A crucial milestone in his life was when Arivu auditioned for the band Casteless Collective, and was selected. He not only had the camaraderie of fellow musicians, but also access to a massive platform to showcase his lyrical and singing talents. This opportunity, he says, forced him to push his creative energies to its limits. He has tapped into his reading as well as the collective experience of the society we live in to craft the lyrics we hear in various Casteless Collective songs: Jai Bhim Anthem (sung by Arivu), Quota (sung by Muthu) and Beef Song (sung by Isai Vani).

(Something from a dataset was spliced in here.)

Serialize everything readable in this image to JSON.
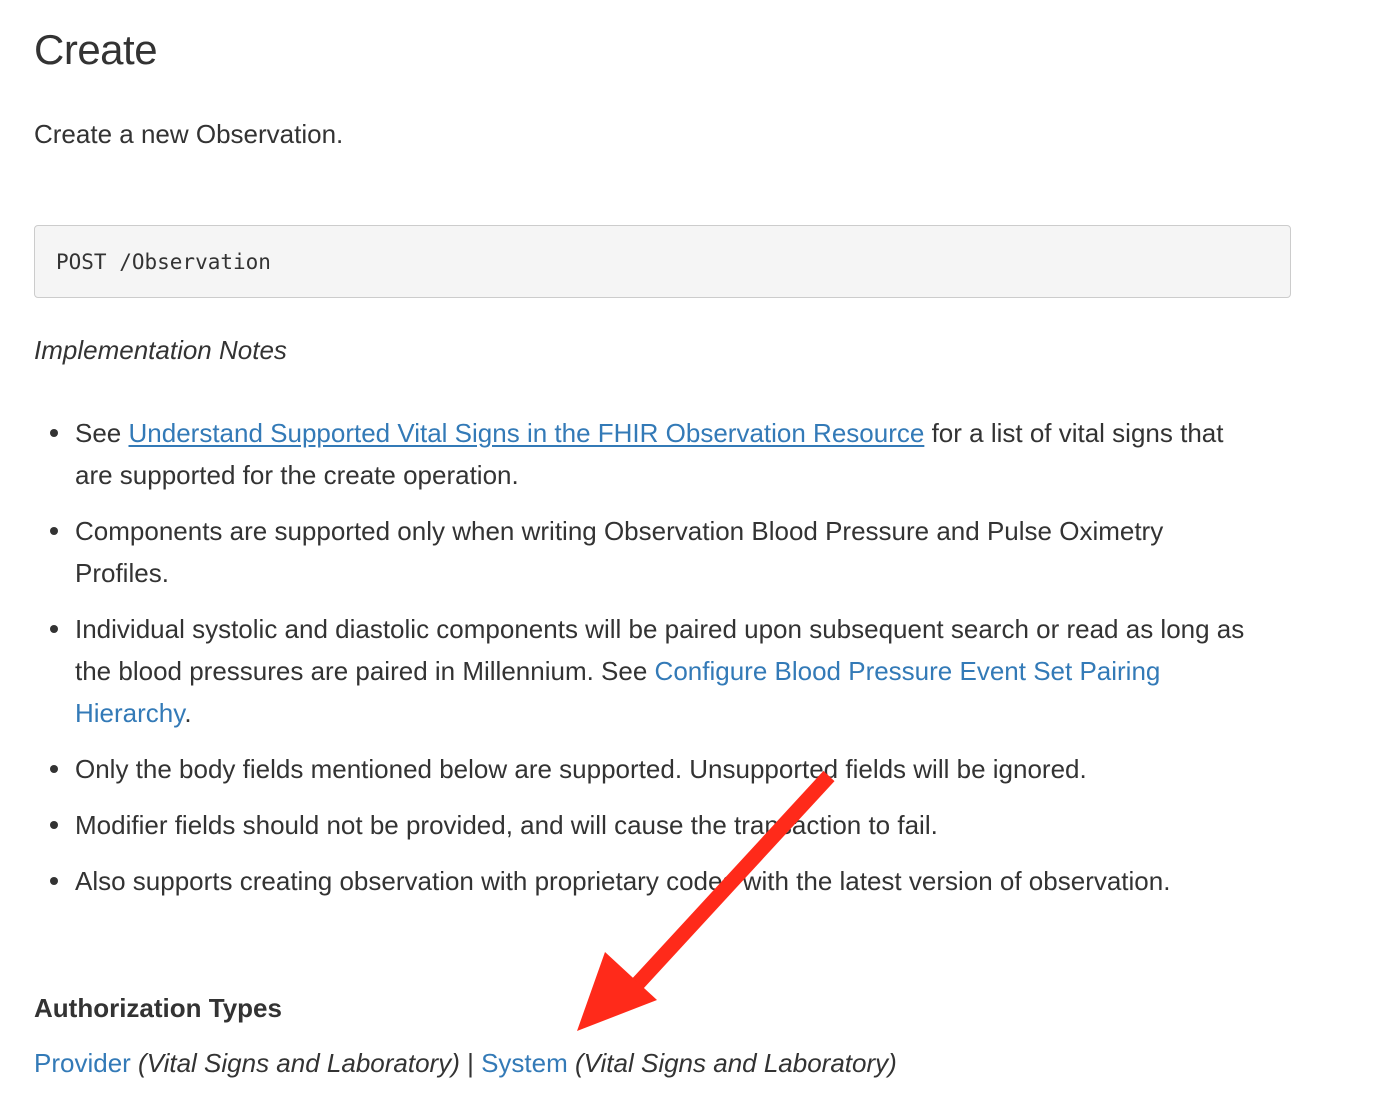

The ‘Jai Bhim Anthem’ rap is a biography of Ambedkar, who fought to recover the dignity of the oppressed masses. It recounts the dark history of social oppression and how Ambedkar played a decisive role in challenging caste hierarchies. ‘Quota Song’ is a poignant yet defiant narrative of the historical and intellectual reasoning behind why reservations exist. Taking its strength from the lived experiences of historically oppressed communities, ‘Quota Song’ challenges the vicious propaganda of the upper castes against the legitimacy and fairness of reservations in education and employment. It emphasises reservation as a right of the historically marginalised rather than the charity of the state, a lesson which, unfortunately, even the hundred-year legacy of the Dravidian movement couldn’t drive home.
Alongside working with the Casteless Collective, Arivu has released numerous independent songs. His track ‘Anti-Indian’ challenges the jingoistic nationalism that’s sweeping the country by raising counter-questions through his rap on the responsibility of the state for its citizens’ welfare. It was much appreciated for its lyrics that exposed the fault lines in the seductive rhetoric of nationalism peddled by the Hindutva forces. ‘Kallamouni’ slams privileged liberals who are notorious for their selective outrage and calculated silences. It hits on this class of political mercenaries and armchair philosophers who use political outrage for their selfish ends instead of fighting against all forms of injustice and oppression.
‘Sanda Seivom’ has become the protest anthem of the anti-Citizenship (Amendment) Act protests and questions the state’s motives. One of his recent songs, ‘Enga Nilam Enga’, written for the short film Soru directed by Tamil Prabhakaran, articulates the pains of the farmers and the politics involved in appropriating farmers’ labour. This song also highlights the concerns of the farmers’ protests that continue to rock the nation’s capital. Despite being busy writing for movie projects like Sarpatta Parambarai, Kadaisi Vivasayi, Jagamae Thanthiram, Doctor, etc., Arivu continues to speak truth to power through his independent music projects.
Arivu’s oeuvre, at its core, touches the lives of the oppressed and marginalised. At times it celebrates and soothes them; in other instances, it thunders as their voice against injustice. When quizzed about the inspiration for ‘Enjoy Enjaami’, Arivu categorical states that it is not merely a product of his individual genius, rather it’s an artistic effort to see himself as an extension of the generations that preceded him. The true roots of ‘Enjoy Enjaami’ can be traced back to the untold and uncountable pasts that have been lived by oppressed communities. In more than one way, we need more Arivus to both celebrate the beauty and critique the injustices of our collective humanity.
Karthik Raja Karuppusamy is a doctoral candidate at the Centre for Political Studies at Jawaharlal Nehru University, New Delhi. He is currently co-editing The Shudras: Vision for a New Path with Kancha Ilaiah Shepherd for Penguin Publications.